3. Yoga helps against stress.
In yoga, you sooner or later have to focus on yourself. In conjunction with breathing, this has a positive effect on your autonomic nervous system.
The parasympathetic nervous system, which calms your body, is stimulated and relieves stress. As a result, a 3-month yoga training lowers the stress hormone cortisol and makes it more stress-resistant.
4. Yoga increases mobility.
Yoga not only tightens your body but also makes you more flexible. Many of the asanas stretch your muscles. In yoga, this should be done as gently as possible.

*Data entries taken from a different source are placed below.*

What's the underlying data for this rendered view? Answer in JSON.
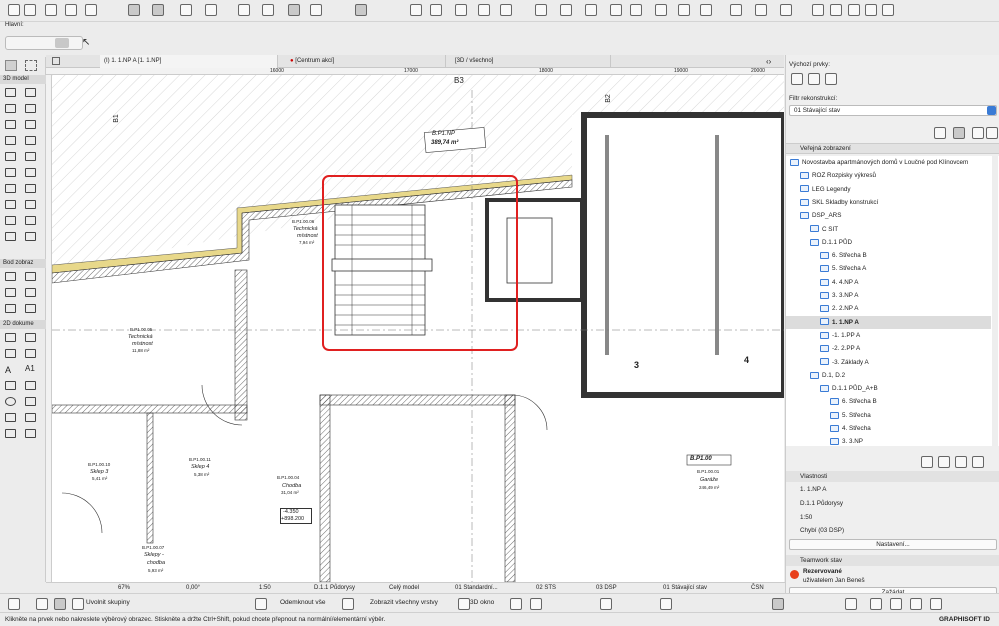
{
  "toolbar": {
    "label": "Hlavní:"
  },
  "palette": {
    "sections": [
      "3D model",
      "Bod zobraz",
      "2D dokume"
    ],
    "text_tool": "A1"
  },
  "tabs": [
    {
      "label": "(I) 1. 1.NP A [1. 1.NP]"
    },
    {
      "label": "[Centrum akcí]"
    },
    {
      "label": "[3D / všechno]"
    }
  ],
  "ruler": {
    "x16000": "16000",
    "x17000": "17000",
    "x18000": "18000",
    "x19000": "19000",
    "x20000": "20000"
  },
  "plan": {
    "axis_b3": "B3",
    "axis_b2": "B2",
    "axis_b1": "B1",
    "axis_3": "3",
    "axis_4": "4",
    "zone_bp1np": {
      "name": "B.P1.NP",
      "area": "389,74 m²"
    },
    "room_06": {
      "id": "B.P1.00.06",
      "name1": "Technická",
      "name2": "místnost",
      "area": "7,94 m²"
    },
    "room_05": {
      "id": "B.P1.00.05",
      "name1": "Technická",
      "name2": "místnost",
      "area": "11,88 m²"
    },
    "room_10": {
      "id": "B.P1.00.10",
      "name": "Sklep 3",
      "area": "5,41 m²"
    },
    "room_11": {
      "id": "B.P1.00.11",
      "name": "Sklep 4",
      "area": "5,38 m²"
    },
    "room_04": {
      "id": "B.P1.00.04",
      "name": "Chodba",
      "area": "31,04 m²"
    },
    "room_07": {
      "id": "B.P1.00.07",
      "name1": "Sklepy -",
      "name2": "chodba",
      "area": "5,93 m²"
    },
    "room_01": {
      "id": "B.P1.00.01",
      "name": "Garáže",
      "area": "246,49 m²"
    },
    "zone_bp100": {
      "name": "B.P1.00"
    },
    "level1": "-4.350",
    "level2": "+898.200"
  },
  "status_bar": {
    "zoom": "67%",
    "angle": "0,00°",
    "scale": "1:50",
    "view": "D.1.1 Půdorysy",
    "model": "Celý model",
    "pen": "01 Standardní...",
    "sts": "02 STS",
    "dsp": "03 DSP",
    "renov": "01 Stávající stav",
    "csn": "ČSN"
  },
  "right_panel": {
    "default_elements": "Výchozí prvky:",
    "renov_filter": "Filtr rekonstrukcí:",
    "renov_value": "01 Stávající stav",
    "public_views": "Veřejná zobrazení",
    "tree": [
      {
        "label": "Novostavba apartmánových domů v Loučné pod Klínovcem",
        "indent": 0
      },
      {
        "label": "ROZ Rozpisky výkresů",
        "indent": 1
      },
      {
        "label": "LEG Legendy",
        "indent": 1
      },
      {
        "label": "SKL Skladby konstrukcí",
        "indent": 1
      },
      {
        "label": "DSP_ARS",
        "indent": 1
      },
      {
        "label": "C SIT",
        "indent": 2
      },
      {
        "label": "D.1.1 PŮD",
        "indent": 2
      },
      {
        "label": "6. Střecha B",
        "indent": 3
      },
      {
        "label": "5. Střecha A",
        "indent": 3
      },
      {
        "label": "4. 4.NP A",
        "indent": 3
      },
      {
        "label": "3. 3.NP A",
        "indent": 3
      },
      {
        "label": "2. 2.NP A",
        "indent": 3
      },
      {
        "label": "1. 1.NP A",
        "indent": 3,
        "selected": true
      },
      {
        "label": "-1. 1.PP A",
        "indent": 3
      },
      {
        "label": "-2. 2.PP A",
        "indent": 3
      },
      {
        "label": "-3. Základy A",
        "indent": 3
      },
      {
        "label": "D.1, D.2",
        "indent": 2
      },
      {
        "label": "D.1.1 PŮD_A+B",
        "indent": 3
      },
      {
        "label": "6. Střecha B",
        "indent": 4
      },
      {
        "label": "5. Střecha",
        "indent": 4
      },
      {
        "label": "4. Střecha",
        "indent": 4
      },
      {
        "label": "3. 3.NP",
        "indent": 4
      }
    ],
    "properties_title": "Vlastnosti",
    "prop_name": "1. 1.NP A",
    "prop_view": "D.1.1 Půdorysy",
    "prop_scale": "1:50",
    "prop_missing": "Chybí (03 DSP)",
    "settings_button": "Nastavení...",
    "teamwork_title": "Teamwork stav",
    "tw_status": "Rezervované",
    "tw_user": "uživatelem Jan Beneš",
    "request_button": "Zažádat"
  },
  "bottom_toolbar": {
    "ungroup": "Uvolnit skupiny",
    "unlock": "Odemknout vše",
    "show_layers": "Zobrazit všechny vrstvy",
    "window_3d": "3D okno"
  },
  "footer": {
    "hint": "Klikněte na prvek nebo nakreslete výběrový obrazec. Stiskněte a držte Ctrl+Shift, pokud chcete přepnout na normální/elementární výběr.",
    "brand": "GRAPHISOFT ID"
  },
  "colors": {
    "highlight": "#e02020",
    "wall_hatch": "#444444",
    "insulation": "#e8d88a",
    "teamwork_dot": "#e8401c",
    "folder": "#3a7bd5"
  }
}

Best in conjunction with a deep breathing. By the way, that also helps, if it really hurts. Then try to concentrate on inhaling and exhaling, accepting the pain and dropping even more.
That should still be bearable. Otherwise solve the asana rather.
5. Yoga improves sleep.
This, too, is related to the vegetative nervous system, more specifically the parasympathetic, which is stimulated by practicing yoga.
Different studies show that yoga exercises can improve sleep quality and help against insomnia.
Our tip: To enhance the effect, choose asanas that close your body in the evening, such as prevention.
On the mat, ready, sun salutation!
Yes, yes, we know the prejudices that some have about yoga: this is not a sport! Way too spiritual! And are not they singing too? Yes, Ommmm is actually tuned in some courses, but there are at least as many courses that neither chant nor sing exceptionally.
Everyone finds a place in the diverse yoga jungle. It does not matter if you are looking for the higher self, a relaxed balance or a purposeful stretching.
If you feel like yoga, you can read more about the various types of yoga here, what the most important terms in yoga are, which yoga exercises are suitable for beginners, and much more yoga inspiration.